6. Climate change has affected the northern border. Attention to that change should be highlighted in parallel with Putin’s reputation as a climate change skeptic. Whether or not there is real concern over climate change or not (and whether or not Russia sees warming temperatures as a benefit or not) remains a mystery but there is interest in being perceived as concerned about global warming. This contradiction should be part of our narrative material.
7. Despite talk of strategic partnership, China is an unknown variable, as they are outpacing Russia in developing cutting-edge technologies. This creates a new kind of threat for Russia.
A comprehensive narrative strategy will exploit adversarial weaknesses and mitigate adversarial strengths on the level of influence. However, just one narrative is not enough. Multi-level narratives, from meta to strategic to tactical will be necessary for maximum effect. Metanarrative will influence the perceptions of the international community by framing the big picture in a way that exploits the contradictions between Russia’s walk and talk, and detail the implications of that disjunct for the international community. Strategic-level narratives will comprehensively determine our actions. Tactical, ground-level narratives will erode the confidence of the native populations of our adversary.
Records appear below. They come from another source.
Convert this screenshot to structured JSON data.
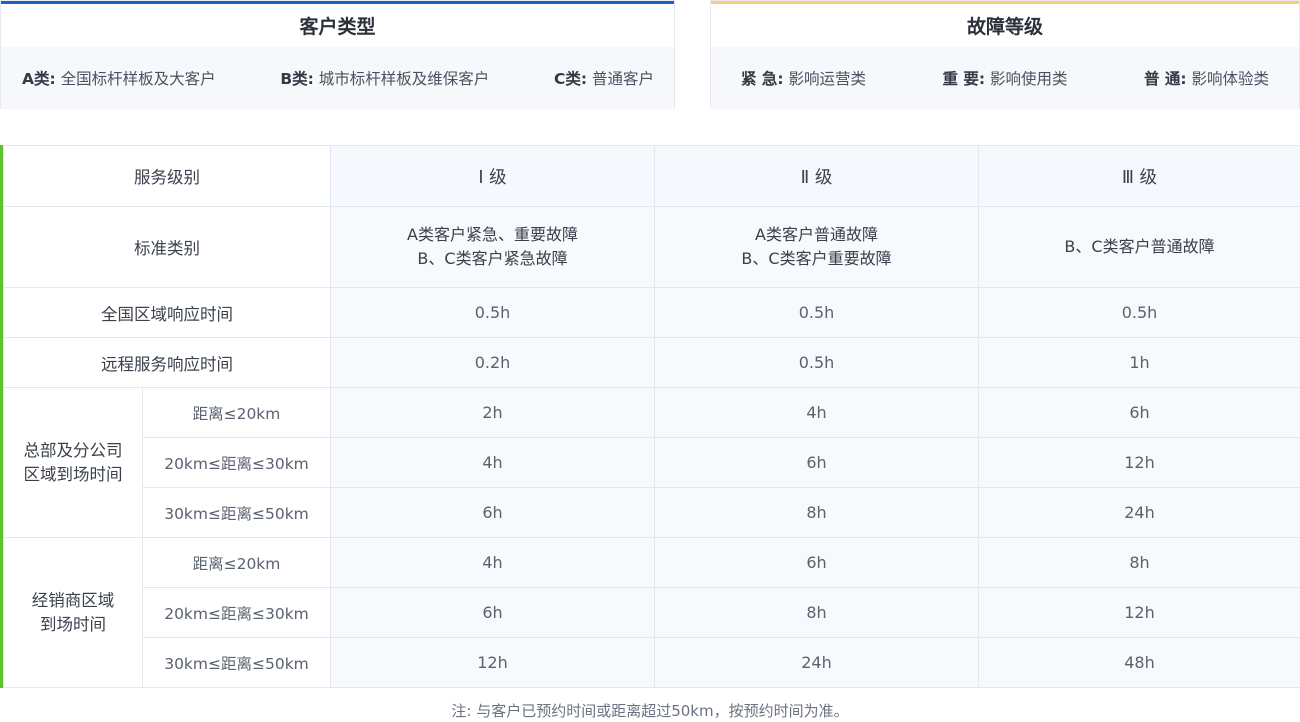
{
  "customer_types": {
    "title": "客户类型",
    "items": [
      {
        "key": "A类:",
        "desc": "全国标杆样板及大客户"
      },
      {
        "key": "B类:",
        "desc": "城市标杆样板及维保客户"
      },
      {
        "key": "C类:",
        "desc": "普通客户"
      }
    ]
  },
  "fault_levels": {
    "title": "故障等级",
    "items": [
      {
        "key": "紧 急:",
        "desc": "影响运营类"
      },
      {
        "key": "重 要:",
        "desc": "影响使用类"
      },
      {
        "key": "普 通:",
        "desc": "影响体验类"
      }
    ]
  },
  "sla_table": {
    "header": {
      "label": "服务级别",
      "levels": [
        "Ⅰ 级",
        "Ⅱ 级",
        "Ⅲ 级"
      ]
    },
    "standard": {
      "label": "标准类别",
      "cells": [
        [
          "A类客户紧急、重要故障",
          "B、C类客户紧急故障"
        ],
        [
          "A类客户普通故障",
          "B、C类客户重要故障"
        ],
        [
          "B、C类客户普通故障"
        ]
      ]
    },
    "national_response": {
      "label": "全国区域响应时间",
      "values": [
        "0.5h",
        "0.5h",
        "0.5h"
      ]
    },
    "remote_response": {
      "label": "远程服务响应时间",
      "values": [
        "0.2h",
        "0.5h",
        "1h"
      ]
    },
    "hq_group": {
      "label_lines": [
        "总部及分公司",
        "区域到场时间"
      ],
      "rows": [
        {
          "distance": "距离≤20km",
          "values": [
            "2h",
            "4h",
            "6h"
          ]
        },
        {
          "distance": "20km≤距离≤30km",
          "values": [
            "4h",
            "6h",
            "12h"
          ]
        },
        {
          "distance": "30km≤距离≤50km",
          "values": [
            "6h",
            "8h",
            "24h"
          ]
        }
      ]
    },
    "dealer_group": {
      "label_lines": [
        "经销商区域",
        "到场时间"
      ],
      "rows": [
        {
          "distance": "距离≤20km",
          "values": [
            "4h",
            "6h",
            "8h"
          ]
        },
        {
          "distance": "20km≤距离≤30km",
          "values": [
            "6h",
            "8h",
            "12h"
          ]
        },
        {
          "distance": "30km≤距离≤50km",
          "values": [
            "12h",
            "24h",
            "48h"
          ]
        }
      ]
    }
  },
  "note": "注: 与客户已预约时间或距离超过50km，按预约时间为准。",
  "colors": {
    "customer_bar": "#1f5fbf",
    "fault_bar": "#f5cf7a",
    "table_accent": "#5ec12d"
  }
}
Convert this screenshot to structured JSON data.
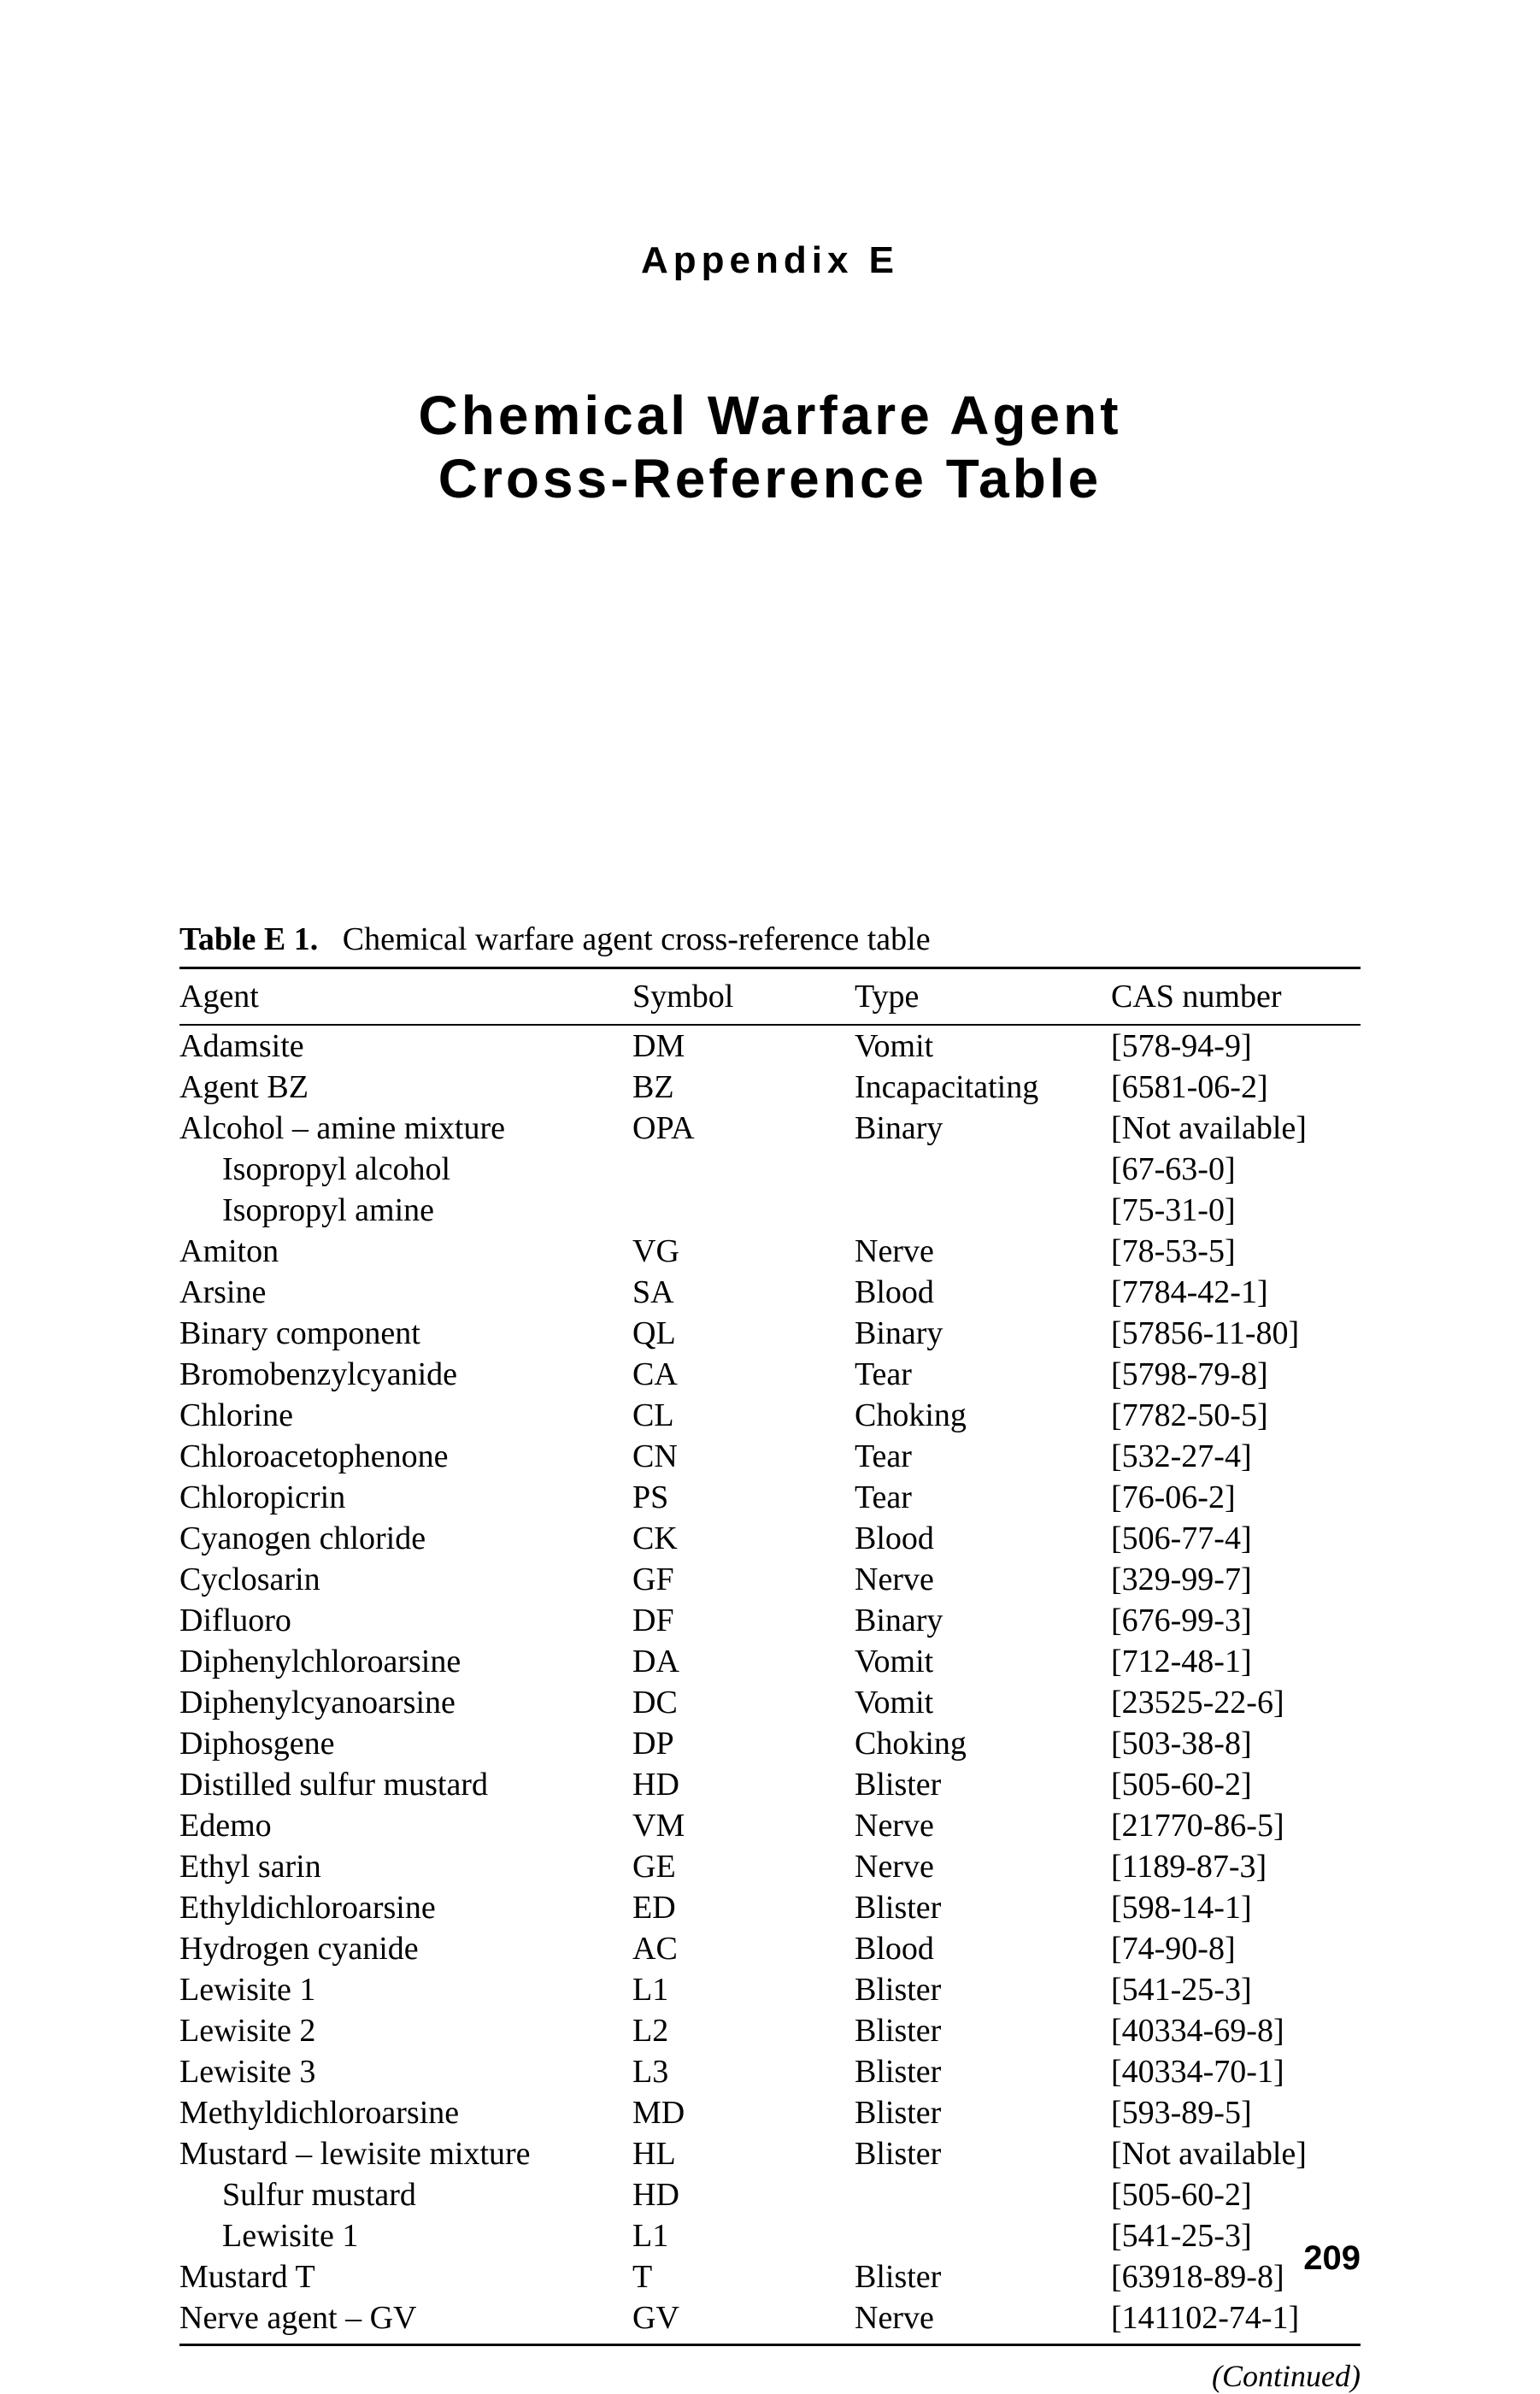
{
  "appendix_label": "Appendix E",
  "title_line1": "Chemical Warfare Agent",
  "title_line2": "Cross-Reference Table",
  "caption_bold": "Table E 1.",
  "caption_rest": "Chemical warfare agent cross-reference table",
  "headers": {
    "agent": "Agent",
    "symbol": "Symbol",
    "type": "Type",
    "cas": "CAS number"
  },
  "rows": [
    {
      "agent": "Adamsite",
      "symbol": "DM",
      "type": "Vomit",
      "cas": "[578-94-9]",
      "indent": false
    },
    {
      "agent": "Agent BZ",
      "symbol": "BZ",
      "type": "Incapacitating",
      "cas": "[6581-06-2]",
      "indent": false
    },
    {
      "agent": "Alcohol – amine mixture",
      "symbol": "OPA",
      "type": "Binary",
      "cas": "[Not available]",
      "indent": false
    },
    {
      "agent": "Isopropyl alcohol",
      "symbol": "",
      "type": "",
      "cas": "[67-63-0]",
      "indent": true
    },
    {
      "agent": "Isopropyl amine",
      "symbol": "",
      "type": "",
      "cas": "[75-31-0]",
      "indent": true
    },
    {
      "agent": "Amiton",
      "symbol": "VG",
      "type": "Nerve",
      "cas": "[78-53-5]",
      "indent": false
    },
    {
      "agent": "Arsine",
      "symbol": "SA",
      "type": "Blood",
      "cas": "[7784-42-1]",
      "indent": false
    },
    {
      "agent": "Binary component",
      "symbol": "QL",
      "type": "Binary",
      "cas": "[57856-11-80]",
      "indent": false
    },
    {
      "agent": "Bromobenzylcyanide",
      "symbol": "CA",
      "type": "Tear",
      "cas": "[5798-79-8]",
      "indent": false
    },
    {
      "agent": "Chlorine",
      "symbol": "CL",
      "type": "Choking",
      "cas": "[7782-50-5]",
      "indent": false
    },
    {
      "agent": "Chloroacetophenone",
      "symbol": "CN",
      "type": "Tear",
      "cas": "[532-27-4]",
      "indent": false
    },
    {
      "agent": "Chloropicrin",
      "symbol": "PS",
      "type": "Tear",
      "cas": "[76-06-2]",
      "indent": false
    },
    {
      "agent": "Cyanogen chloride",
      "symbol": "CK",
      "type": "Blood",
      "cas": "[506-77-4]",
      "indent": false
    },
    {
      "agent": "Cyclosarin",
      "symbol": "GF",
      "type": "Nerve",
      "cas": "[329-99-7]",
      "indent": false
    },
    {
      "agent": "Difluoro",
      "symbol": "DF",
      "type": "Binary",
      "cas": "[676-99-3]",
      "indent": false
    },
    {
      "agent": "Diphenylchloroarsine",
      "symbol": "DA",
      "type": "Vomit",
      "cas": "[712-48-1]",
      "indent": false
    },
    {
      "agent": "Diphenylcyanoarsine",
      "symbol": "DC",
      "type": "Vomit",
      "cas": "[23525-22-6]",
      "indent": false
    },
    {
      "agent": "Diphosgene",
      "symbol": "DP",
      "type": "Choking",
      "cas": "[503-38-8]",
      "indent": false
    },
    {
      "agent": "Distilled sulfur mustard",
      "symbol": "HD",
      "type": "Blister",
      "cas": "[505-60-2]",
      "indent": false
    },
    {
      "agent": "Edemo",
      "symbol": "VM",
      "type": "Nerve",
      "cas": "[21770-86-5]",
      "indent": false
    },
    {
      "agent": "Ethyl sarin",
      "symbol": "GE",
      "type": "Nerve",
      "cas": "[1189-87-3]",
      "indent": false
    },
    {
      "agent": "Ethyldichloroarsine",
      "symbol": "ED",
      "type": "Blister",
      "cas": "[598-14-1]",
      "indent": false
    },
    {
      "agent": "Hydrogen cyanide",
      "symbol": "AC",
      "type": "Blood",
      "cas": "[74-90-8]",
      "indent": false
    },
    {
      "agent": "Lewisite 1",
      "symbol": "L1",
      "type": "Blister",
      "cas": "[541-25-3]",
      "indent": false
    },
    {
      "agent": "Lewisite 2",
      "symbol": "L2",
      "type": "Blister",
      "cas": "[40334-69-8]",
      "indent": false
    },
    {
      "agent": "Lewisite 3",
      "symbol": "L3",
      "type": "Blister",
      "cas": "[40334-70-1]",
      "indent": false
    },
    {
      "agent": "Methyldichloroarsine",
      "symbol": "MD",
      "type": "Blister",
      "cas": "[593-89-5]",
      "indent": false
    },
    {
      "agent": "Mustard – lewisite mixture",
      "symbol": "HL",
      "type": "Blister",
      "cas": "[Not available]",
      "indent": false
    },
    {
      "agent": "Sulfur mustard",
      "symbol": "HD",
      "type": "",
      "cas": "[505-60-2]",
      "indent": true
    },
    {
      "agent": "Lewisite 1",
      "symbol": "L1",
      "type": "",
      "cas": "[541-25-3]",
      "indent": true
    },
    {
      "agent": "Mustard T",
      "symbol": "T",
      "type": "Blister",
      "cas": "[63918-89-8]",
      "indent": false
    },
    {
      "agent": "Nerve agent – GV",
      "symbol": "GV",
      "type": "Nerve",
      "cas": "[141102-74-1]",
      "indent": false
    }
  ],
  "continued_label": "(Continued)",
  "page_number": "209"
}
Psychological vulnerability and the attendant vulnerability to influence doesn’t always rely on facts or even lived experience. It relies on fear. Note, for example, the fear of terrorist attacks among the general population when the actual potential for an individual being affected by a terrorist incident is less than being affected by a car accident. Fear can be generated, and physical threats and actions are not necessary to generate fear. All one needs is a reputation for advanced military capabilities, which we have, promoted by a robust strategic narrative that tells the meaning of the facts and re-enforces identity through a story form and structure that is familiar to the target audience. Defense systems (technological and psychological) can be overwhelmed by fear, by cognitive overload, and by the contextual distortion of a weaponized narrative.
We can erode the will of our enemies, contain their influence, dominate the narrative space on all levels from micro to macro.
We begin by assessing the ways and means available to achieve the ends we seek, keeping in mind that the desired end states in the contemporary influence wars will not look like desired end states of conventional wars. One party will not be defeated completely. There will be no surrender. There will be no withdrawal. This will be an ongoing effort, and yet we have no other choice. We either fight, or we lose.
We must meet the weaponized narratives of our adversaries, not just with a better weaponized narrative, but with a comprehensive narrative strategy. Weaponized narratives are used to attack, and we need them in our arsenal. However, a comprehensive narrative strategy also involves counter-narratives and most importantly operationalized (offensive) narratives that tell the story of who we are and why we are doing what we are doing. We need to tell our own story effectively so that we get out ahead of our adversaries and frame events to our advantage.
Ajit Maan, Ph.D. is President and CEO of Narrative Strategies, LLC, Affiliate Faculty at George Mason University, and author of Counter-Terrorism: Narrative Strategies. She can be reached at firstname.lastname@example.org and on twitter: @ajitmaan3